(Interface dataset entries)
= Beginning of Section =

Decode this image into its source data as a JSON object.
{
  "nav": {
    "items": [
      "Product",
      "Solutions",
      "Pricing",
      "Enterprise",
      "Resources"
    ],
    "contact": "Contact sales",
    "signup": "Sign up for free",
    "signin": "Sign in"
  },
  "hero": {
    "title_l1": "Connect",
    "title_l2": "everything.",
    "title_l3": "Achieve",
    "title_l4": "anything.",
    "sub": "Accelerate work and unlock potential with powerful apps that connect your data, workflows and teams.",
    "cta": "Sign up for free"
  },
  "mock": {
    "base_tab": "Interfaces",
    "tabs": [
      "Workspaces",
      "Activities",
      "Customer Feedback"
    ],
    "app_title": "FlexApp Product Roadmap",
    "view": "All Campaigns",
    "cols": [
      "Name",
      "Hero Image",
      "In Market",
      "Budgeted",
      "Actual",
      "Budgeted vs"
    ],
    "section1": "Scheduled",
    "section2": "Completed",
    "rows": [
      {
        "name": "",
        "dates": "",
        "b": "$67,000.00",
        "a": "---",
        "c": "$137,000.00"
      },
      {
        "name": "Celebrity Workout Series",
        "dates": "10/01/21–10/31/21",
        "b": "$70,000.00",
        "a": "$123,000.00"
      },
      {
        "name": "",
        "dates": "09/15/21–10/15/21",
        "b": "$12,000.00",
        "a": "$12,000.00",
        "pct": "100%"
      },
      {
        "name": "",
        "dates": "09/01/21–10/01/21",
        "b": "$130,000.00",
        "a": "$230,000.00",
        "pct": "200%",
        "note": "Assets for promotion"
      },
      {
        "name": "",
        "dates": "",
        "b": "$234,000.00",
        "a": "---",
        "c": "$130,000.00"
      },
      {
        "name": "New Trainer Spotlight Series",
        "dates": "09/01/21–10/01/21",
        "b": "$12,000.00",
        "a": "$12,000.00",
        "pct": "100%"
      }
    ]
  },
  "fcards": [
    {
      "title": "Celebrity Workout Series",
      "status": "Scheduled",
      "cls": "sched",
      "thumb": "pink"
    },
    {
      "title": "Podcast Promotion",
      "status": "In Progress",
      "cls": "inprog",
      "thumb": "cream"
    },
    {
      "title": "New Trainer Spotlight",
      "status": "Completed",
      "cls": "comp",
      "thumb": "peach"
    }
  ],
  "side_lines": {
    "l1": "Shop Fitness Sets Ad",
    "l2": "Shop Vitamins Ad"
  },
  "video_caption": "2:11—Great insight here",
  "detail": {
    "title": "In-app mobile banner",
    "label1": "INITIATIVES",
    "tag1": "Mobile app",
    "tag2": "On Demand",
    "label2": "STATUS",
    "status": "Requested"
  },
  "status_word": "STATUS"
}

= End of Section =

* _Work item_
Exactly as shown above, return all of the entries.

* _Output of the task_
Decode this image into its source data as a JSON object.
{
  "nav": {
    "items": [
      "Product",
      "Solutions",
      "Pricing",
      "Enterprise",
      "Resources"
    ],
    "contact": "Contact sales",
    "signup": "Sign up for free",
    "signin": "Sign in"
  },
  "hero": {
    "title_l1": "Connect",
    "title_l2": "everything.",
    "title_l3": "Achieve",
    "title_l4": "anything.",
    "sub": "Accelerate work and unlock potential with powerful apps that connect your data, workflows and teams.",
    "cta": "Sign up for free"
  },
  "mock": {
    "base_tab": "Interfaces",
    "tabs": [
      "Workspaces",
      "Activities",
      "Customer Feedback"
    ],
    "app_title": "FlexApp Product Roadmap",
    "view": "All Campaigns",
    "cols": [
      "Name",
      "Hero Image",
      "In Market",
      "Budgeted",
      "Actual",
      "Budgeted vs"
    ],
    "section1": "Scheduled",
    "section2": "Completed",
    "rows": [
      {
        "name": "",
        "dates": "",
        "b": "$67,000.00",
        "a": "---",
        "c": "$137,000.00"
      },
      {
        "name": "Celebrity Workout Series",
        "dates": "10/01/21–10/31/21",
        "b": "$70,000.00",
        "a": "$123,000.00"
      },
      {
        "name": "",
        "dates": "09/15/21–10/15/21",
        "b": "$12,000.00",
        "a": "$12,000.00",
        "pct": "100%"
      },
      {
        "name": "",
        "dates": "09/01/21–10/01/21",
        "b": "$130,000.00",
        "a": "$230,000.00",
        "pct": "200%",
        "note": "Assets for promotion"
      },
      {
        "name": "",
        "dates": "",
        "b": "$234,000.00",
        "a": "---",
        "c": "$130,000.00"
      },
      {
        "name": "New Trainer Spotlight Series",
        "dates": "09/01/21–10/01/21",
        "b": "$12,000.00",
        "a": "$12,000.00",
        "pct": "100%"
      }
    ]
  },
  "fcards": [
    {
      "title": "Celebrity Workout Series",
      "status": "Scheduled",
      "cls": "sched",
      "thumb": "pink"
    },
    {
      "title": "Podcast Promotion",
      "status": "In Progress",
      "cls": "inprog",
      "thumb": "cream"
    },
    {
      "title": "New Trainer Spotlight",
      "status": "Completed",
      "cls": "comp",
      "thumb": "peach"
    }
  ],
  "side_lines": {
    "l1": "Shop Fitness Sets Ad",
    "l2": "Shop Vitamins Ad"
  },
  "video_caption": "2:11—Great insight here",
  "detail": {
    "title": "In-app mobile banner",
    "label1": "INITIATIVES",
    "tag1": "Mobile app",
    "tag2": "On Demand",
    "label2": "STATUS",
    "status": "Requested"
  },
  "status_word": "STATUS"
}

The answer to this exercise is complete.